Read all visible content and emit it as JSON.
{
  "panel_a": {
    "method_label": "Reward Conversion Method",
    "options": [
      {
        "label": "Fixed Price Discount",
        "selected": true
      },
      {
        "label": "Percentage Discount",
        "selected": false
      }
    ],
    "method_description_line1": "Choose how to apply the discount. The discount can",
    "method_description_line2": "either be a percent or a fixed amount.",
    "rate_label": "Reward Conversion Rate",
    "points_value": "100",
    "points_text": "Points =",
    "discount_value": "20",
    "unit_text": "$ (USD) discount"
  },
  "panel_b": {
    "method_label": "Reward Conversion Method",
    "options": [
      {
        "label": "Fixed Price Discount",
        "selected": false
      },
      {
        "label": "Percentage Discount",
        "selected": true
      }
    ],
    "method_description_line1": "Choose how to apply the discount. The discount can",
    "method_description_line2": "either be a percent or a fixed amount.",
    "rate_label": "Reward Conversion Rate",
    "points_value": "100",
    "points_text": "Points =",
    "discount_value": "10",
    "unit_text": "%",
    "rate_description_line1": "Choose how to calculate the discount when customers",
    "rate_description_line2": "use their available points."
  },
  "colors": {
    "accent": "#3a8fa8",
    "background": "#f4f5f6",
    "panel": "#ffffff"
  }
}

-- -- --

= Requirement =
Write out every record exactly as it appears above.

= Task result =
Read all visible content and emit it as JSON.
{
  "panel_a": {
    "method_label": "Reward Conversion Method",
    "options": [
      {
        "label": "Fixed Price Discount",
        "selected": true
      },
      {
        "label": "Percentage Discount",
        "selected": false
      }
    ],
    "method_description_line1": "Choose how to apply the discount. The discount can",
    "method_description_line2": "either be a percent or a fixed amount.",
    "rate_label": "Reward Conversion Rate",
    "points_value": "100",
    "points_text": "Points =",
    "discount_value": "20",
    "unit_text": "$ (USD) discount"
  },
  "panel_b": {
    "method_label": "Reward Conversion Method",
    "options": [
      {
        "label": "Fixed Price Discount",
        "selected": false
      },
      {
        "label": "Percentage Discount",
        "selected": true
      }
    ],
    "method_description_line1": "Choose how to apply the discount. The discount can",
    "method_description_line2": "either be a percent or a fixed amount.",
    "rate_label": "Reward Conversion Rate",
    "points_value": "100",
    "points_text": "Points =",
    "discount_value": "10",
    "unit_text": "%",
    "rate_description_line1": "Choose how to calculate the discount when customers",
    "rate_description_line2": "use their available points."
  },
  "colors": {
    "accent": "#3a8fa8",
    "background": "#f4f5f6",
    "panel": "#ffffff"
  }
}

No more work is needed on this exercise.